**Task directions**
Read through the records. Copy each line that has the word "this".

··· Supplied material ···

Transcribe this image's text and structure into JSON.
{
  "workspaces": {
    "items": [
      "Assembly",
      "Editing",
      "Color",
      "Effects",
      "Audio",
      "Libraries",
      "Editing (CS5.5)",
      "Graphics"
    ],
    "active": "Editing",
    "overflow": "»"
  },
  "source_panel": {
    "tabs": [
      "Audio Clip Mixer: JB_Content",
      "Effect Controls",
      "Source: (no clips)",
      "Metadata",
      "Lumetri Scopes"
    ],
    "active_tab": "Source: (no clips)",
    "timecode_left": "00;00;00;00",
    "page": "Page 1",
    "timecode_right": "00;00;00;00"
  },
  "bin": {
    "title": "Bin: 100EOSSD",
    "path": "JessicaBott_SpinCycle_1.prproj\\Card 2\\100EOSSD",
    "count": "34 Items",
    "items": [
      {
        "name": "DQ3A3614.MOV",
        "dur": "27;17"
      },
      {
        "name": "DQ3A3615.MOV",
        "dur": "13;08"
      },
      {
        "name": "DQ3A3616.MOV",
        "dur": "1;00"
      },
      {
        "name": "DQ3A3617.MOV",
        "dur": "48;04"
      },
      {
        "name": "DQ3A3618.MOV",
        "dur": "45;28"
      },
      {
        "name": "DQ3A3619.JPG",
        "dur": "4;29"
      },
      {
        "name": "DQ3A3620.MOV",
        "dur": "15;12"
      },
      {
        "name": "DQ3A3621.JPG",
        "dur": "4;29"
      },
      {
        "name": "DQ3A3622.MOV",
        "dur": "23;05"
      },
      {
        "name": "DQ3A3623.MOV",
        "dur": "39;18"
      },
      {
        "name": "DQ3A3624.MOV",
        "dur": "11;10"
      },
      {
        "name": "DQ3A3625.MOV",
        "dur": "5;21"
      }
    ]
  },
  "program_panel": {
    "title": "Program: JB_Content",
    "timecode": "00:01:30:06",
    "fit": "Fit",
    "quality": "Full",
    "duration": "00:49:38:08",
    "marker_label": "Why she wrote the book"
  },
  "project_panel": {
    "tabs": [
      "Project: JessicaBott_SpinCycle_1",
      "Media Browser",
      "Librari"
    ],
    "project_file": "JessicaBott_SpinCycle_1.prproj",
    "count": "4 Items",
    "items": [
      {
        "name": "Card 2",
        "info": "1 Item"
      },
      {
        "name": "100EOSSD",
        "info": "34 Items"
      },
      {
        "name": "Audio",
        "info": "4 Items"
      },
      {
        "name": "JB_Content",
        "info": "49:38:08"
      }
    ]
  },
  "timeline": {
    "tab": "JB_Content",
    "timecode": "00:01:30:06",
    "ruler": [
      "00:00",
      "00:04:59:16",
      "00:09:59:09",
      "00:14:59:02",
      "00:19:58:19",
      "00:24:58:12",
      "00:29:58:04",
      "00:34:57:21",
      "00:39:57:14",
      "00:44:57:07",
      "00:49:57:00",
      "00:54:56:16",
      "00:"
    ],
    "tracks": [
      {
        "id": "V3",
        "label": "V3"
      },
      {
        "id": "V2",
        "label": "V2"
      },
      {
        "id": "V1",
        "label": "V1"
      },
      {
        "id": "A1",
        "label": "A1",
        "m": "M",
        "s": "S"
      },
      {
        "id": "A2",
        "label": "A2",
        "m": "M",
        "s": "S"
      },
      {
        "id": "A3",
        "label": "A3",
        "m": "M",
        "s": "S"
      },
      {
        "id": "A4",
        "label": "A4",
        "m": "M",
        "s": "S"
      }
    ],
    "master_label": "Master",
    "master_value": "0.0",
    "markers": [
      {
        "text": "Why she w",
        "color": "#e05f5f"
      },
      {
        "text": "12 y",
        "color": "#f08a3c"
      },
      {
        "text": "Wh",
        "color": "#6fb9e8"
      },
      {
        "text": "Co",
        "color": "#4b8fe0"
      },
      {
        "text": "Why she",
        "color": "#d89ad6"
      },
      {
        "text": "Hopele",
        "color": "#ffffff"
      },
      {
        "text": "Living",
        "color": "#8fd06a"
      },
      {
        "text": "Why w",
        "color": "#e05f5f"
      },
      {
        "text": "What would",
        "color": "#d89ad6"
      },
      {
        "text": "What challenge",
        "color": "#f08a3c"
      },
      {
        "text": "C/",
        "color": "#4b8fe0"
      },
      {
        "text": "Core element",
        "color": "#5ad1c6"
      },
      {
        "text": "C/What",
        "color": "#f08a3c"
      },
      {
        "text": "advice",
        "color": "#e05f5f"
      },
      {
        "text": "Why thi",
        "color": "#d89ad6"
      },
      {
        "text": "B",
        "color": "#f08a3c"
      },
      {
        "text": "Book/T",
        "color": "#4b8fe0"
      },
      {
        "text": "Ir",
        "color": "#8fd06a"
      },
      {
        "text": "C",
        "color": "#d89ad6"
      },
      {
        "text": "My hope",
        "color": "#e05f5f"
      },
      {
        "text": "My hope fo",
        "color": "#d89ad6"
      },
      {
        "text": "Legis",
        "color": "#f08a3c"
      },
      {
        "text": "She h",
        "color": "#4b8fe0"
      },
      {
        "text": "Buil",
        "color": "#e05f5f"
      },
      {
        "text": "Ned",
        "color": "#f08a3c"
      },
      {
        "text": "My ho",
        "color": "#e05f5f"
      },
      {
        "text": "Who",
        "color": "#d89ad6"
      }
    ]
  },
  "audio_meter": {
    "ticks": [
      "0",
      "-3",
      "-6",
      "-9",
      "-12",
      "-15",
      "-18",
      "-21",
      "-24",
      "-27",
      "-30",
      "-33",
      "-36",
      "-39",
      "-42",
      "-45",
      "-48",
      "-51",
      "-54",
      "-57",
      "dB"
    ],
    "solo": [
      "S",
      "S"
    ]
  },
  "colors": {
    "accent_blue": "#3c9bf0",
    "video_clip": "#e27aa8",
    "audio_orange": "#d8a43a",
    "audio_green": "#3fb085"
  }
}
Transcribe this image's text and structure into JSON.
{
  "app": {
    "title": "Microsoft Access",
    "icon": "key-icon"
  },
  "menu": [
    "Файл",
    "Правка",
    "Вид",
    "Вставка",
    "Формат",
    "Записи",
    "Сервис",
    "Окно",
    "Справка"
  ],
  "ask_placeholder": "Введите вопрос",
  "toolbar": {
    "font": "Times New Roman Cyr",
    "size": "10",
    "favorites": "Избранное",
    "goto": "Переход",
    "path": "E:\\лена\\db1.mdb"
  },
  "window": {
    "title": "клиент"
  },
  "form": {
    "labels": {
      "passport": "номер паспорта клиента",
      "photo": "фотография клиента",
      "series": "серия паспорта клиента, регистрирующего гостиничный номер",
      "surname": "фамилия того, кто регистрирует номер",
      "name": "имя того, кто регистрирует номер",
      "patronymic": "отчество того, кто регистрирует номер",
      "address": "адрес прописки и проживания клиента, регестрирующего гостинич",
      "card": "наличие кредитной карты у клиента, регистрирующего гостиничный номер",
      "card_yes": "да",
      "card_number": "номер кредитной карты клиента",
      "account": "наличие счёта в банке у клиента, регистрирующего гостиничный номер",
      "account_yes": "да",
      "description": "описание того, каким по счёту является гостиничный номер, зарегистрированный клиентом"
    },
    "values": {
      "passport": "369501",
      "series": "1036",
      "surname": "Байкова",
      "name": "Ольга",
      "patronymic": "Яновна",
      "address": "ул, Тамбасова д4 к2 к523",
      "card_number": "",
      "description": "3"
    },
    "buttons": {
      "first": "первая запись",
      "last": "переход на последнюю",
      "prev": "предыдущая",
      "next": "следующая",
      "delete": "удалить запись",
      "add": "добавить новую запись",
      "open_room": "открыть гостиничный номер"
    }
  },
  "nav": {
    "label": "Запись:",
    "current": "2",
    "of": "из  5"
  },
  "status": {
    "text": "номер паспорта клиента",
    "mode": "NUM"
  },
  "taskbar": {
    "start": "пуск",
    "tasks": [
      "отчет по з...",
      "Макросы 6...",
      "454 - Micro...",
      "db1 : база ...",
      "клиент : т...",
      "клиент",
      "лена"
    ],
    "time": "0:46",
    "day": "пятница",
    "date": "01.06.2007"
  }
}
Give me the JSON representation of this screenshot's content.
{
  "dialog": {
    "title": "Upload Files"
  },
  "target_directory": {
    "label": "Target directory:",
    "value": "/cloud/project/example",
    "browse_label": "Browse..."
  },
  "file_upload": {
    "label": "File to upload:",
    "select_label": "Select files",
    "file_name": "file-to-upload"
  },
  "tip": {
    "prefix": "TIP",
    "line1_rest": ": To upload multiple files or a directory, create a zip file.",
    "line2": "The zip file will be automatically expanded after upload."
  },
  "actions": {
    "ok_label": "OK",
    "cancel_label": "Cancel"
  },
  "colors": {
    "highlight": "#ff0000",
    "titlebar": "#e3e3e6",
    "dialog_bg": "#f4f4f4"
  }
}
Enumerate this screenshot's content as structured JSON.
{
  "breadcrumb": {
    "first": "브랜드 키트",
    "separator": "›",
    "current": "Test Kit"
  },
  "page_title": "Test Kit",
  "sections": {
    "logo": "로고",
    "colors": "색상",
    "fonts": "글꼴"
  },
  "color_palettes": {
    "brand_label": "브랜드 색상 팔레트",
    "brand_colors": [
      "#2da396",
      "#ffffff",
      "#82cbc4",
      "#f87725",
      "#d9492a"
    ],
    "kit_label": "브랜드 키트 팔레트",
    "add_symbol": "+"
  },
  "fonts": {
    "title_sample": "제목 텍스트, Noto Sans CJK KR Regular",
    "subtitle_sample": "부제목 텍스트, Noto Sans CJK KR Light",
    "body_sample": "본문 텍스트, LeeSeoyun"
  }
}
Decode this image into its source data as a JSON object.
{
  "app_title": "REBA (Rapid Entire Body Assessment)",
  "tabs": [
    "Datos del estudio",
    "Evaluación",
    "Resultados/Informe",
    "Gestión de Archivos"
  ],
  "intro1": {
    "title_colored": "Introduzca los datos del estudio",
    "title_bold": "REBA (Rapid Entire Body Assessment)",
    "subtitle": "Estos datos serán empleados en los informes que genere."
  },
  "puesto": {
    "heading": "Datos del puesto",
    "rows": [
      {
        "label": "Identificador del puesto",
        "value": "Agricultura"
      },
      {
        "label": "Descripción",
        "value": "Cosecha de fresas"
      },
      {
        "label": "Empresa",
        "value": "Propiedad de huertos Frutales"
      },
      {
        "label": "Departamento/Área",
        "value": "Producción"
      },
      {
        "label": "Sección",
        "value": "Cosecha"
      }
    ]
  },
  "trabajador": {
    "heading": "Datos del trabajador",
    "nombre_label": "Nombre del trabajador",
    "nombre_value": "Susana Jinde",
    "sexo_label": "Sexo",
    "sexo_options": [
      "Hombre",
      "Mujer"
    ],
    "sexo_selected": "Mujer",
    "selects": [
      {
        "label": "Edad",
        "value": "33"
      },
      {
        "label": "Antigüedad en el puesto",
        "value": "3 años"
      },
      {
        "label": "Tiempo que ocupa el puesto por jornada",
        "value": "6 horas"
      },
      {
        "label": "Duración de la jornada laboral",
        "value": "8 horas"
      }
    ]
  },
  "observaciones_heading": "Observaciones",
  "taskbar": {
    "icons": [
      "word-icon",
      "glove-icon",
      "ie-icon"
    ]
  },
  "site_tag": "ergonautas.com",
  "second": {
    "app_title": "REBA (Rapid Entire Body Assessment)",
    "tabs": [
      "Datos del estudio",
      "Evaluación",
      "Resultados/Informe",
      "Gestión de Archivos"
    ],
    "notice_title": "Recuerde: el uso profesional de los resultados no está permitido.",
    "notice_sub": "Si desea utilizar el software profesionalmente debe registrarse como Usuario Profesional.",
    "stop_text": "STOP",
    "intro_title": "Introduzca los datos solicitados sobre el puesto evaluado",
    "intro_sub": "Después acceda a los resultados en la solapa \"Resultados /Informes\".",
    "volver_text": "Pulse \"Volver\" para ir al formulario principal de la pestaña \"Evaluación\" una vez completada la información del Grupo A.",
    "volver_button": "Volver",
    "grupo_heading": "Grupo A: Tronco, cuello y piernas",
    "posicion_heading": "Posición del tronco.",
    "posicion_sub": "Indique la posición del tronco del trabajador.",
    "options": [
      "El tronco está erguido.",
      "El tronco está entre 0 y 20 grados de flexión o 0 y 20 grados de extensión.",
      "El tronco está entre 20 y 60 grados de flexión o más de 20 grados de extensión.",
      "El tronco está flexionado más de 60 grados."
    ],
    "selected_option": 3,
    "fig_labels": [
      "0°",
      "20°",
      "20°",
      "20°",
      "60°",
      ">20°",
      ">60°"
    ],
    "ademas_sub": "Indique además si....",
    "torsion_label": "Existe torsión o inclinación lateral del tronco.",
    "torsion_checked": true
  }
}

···

**Exercise output**
Transcribe this image's text and structure into JSON.
Transcribe this image's text and structure into JSON.
Give me the JSON representation of this screenshot's content.
Enumerate this screenshot's content as structured JSON.
Decode this image into its source data as a JSON object.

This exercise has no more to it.